"She did. Unheard of but she never did anything just because others did it. She had her own mind. As you do. And your father was ever loyal to her, as you are loyal to me and to God. You have all the good qualities they had, Anet. And you are not common. Not that there is anything wrong with the common man or woman, but you have more than one great destiny laid out before you, child." Anet was stunned at this news. She asked for more but Ilim had told her all he knew.
"That is all I know."
"Now I can know truly where I came from and where I am going." She said softly.
"Yes. It is all in the name." They were both quiet after the revelation.
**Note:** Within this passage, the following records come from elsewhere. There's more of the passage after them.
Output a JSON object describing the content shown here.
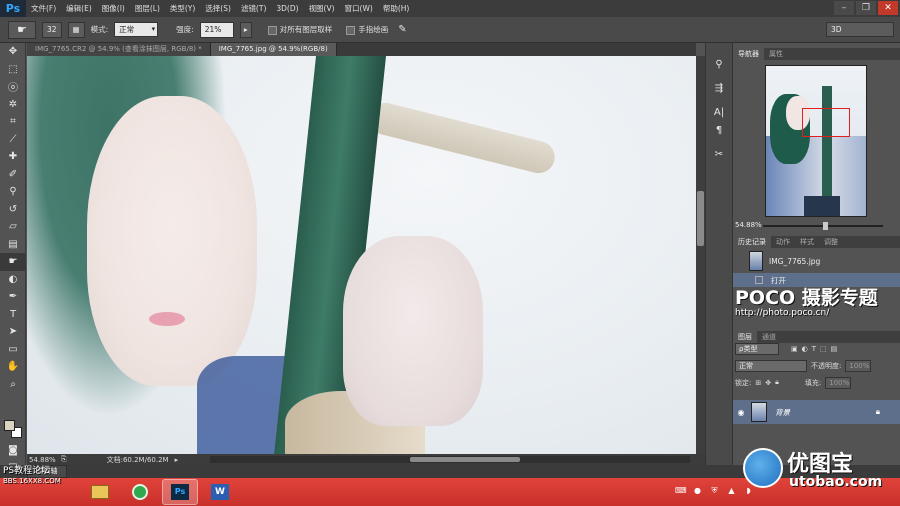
{
  "app": {
    "logo": "Ps"
  },
  "menu": [
    "文件(F)",
    "编辑(E)",
    "图像(I)",
    "图层(L)",
    "类型(Y)",
    "选择(S)",
    "滤镜(T)",
    "3D(D)",
    "视图(V)",
    "窗口(W)",
    "帮助(H)"
  ],
  "window_controls": {
    "minimize": "–",
    "restore": "❐",
    "close": "✕"
  },
  "options": {
    "brush_size": "32",
    "mode_label": "模式:",
    "mode_value": "正常",
    "strength_label": "强度:",
    "strength_value": "21%",
    "sample_all_label": "对所有图层取样",
    "finger_paint_label": "手指绘画",
    "workspace": "3D"
  },
  "tabs": [
    {
      "label": "IMG_7765.CR2 @ 54.9% (查看涂抹图层, RGB/8) *",
      "active": false
    },
    {
      "label": "IMG_7765.jpg @ 54.9%(RGB/8)",
      "active": true
    }
  ],
  "status": {
    "zoom": "54.88%",
    "doc_size": "文档:60.2M/60.2M"
  },
  "timeline_tab": "时间轴",
  "watermark_left": {
    "line1": "PS教程论坛",
    "line2": "BBS.16XX8.COM"
  },
  "navigator": {
    "tabs": [
      "导航器",
      "属性"
    ],
    "zoom": "54.88%"
  },
  "history": {
    "tabs": [
      "历史记录",
      "动作",
      "样式",
      "调整"
    ],
    "items": [
      "IMG_7765.jpg",
      "打开"
    ]
  },
  "poco": {
    "big": "POCO 摄影专题",
    "url": "http://photo.poco.cn/"
  },
  "layers": {
    "tabs": [
      "图层",
      "通道"
    ],
    "filter": "ρ类型",
    "blend_mode": "正常",
    "opacity_label": "不透明度:",
    "opacity_value": "100%",
    "lock_label": "锁定:",
    "fill_label": "填充:",
    "fill_value": "100%",
    "items": [
      {
        "name": "背景"
      }
    ]
  },
  "utobao": {
    "cn": "优图宝",
    "en": "utobao.com"
  }
}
Ilim went inside the tent and went to sleep. Anet kept watch that night for a few hours longer before going to sleep. She watched the moons as they made their voyage across the sky. Even though the last regime was gone and the dark queens of the moons were defeated they were not dead and the moons here in Hybron seemed alien and distant. How far and different was her memory of them when she was a child so many years ago, first learning how to fend for herself when she looked up at the moons and thought of pleasant, wonderful things. Now they seemed cold, like blind snake eyes. Watching. Her mind sometimes wandered into the territory more and more of marriage and children. What it would be like to be in love and be in the arms of a husband. She closed her eyes and prayed fervently to keep her mind on what lay ahead. She, for the first time in years, was not sure what to expect or sure of her destiny. Some times it was pure joy and sometimes it was just too much. She had come to a fork in the path. We the little people, the ones who are ruled, by the seasons, by portents, by culture, by the gods or by the mighty men of fame and power. We are the beasts with all the burdens.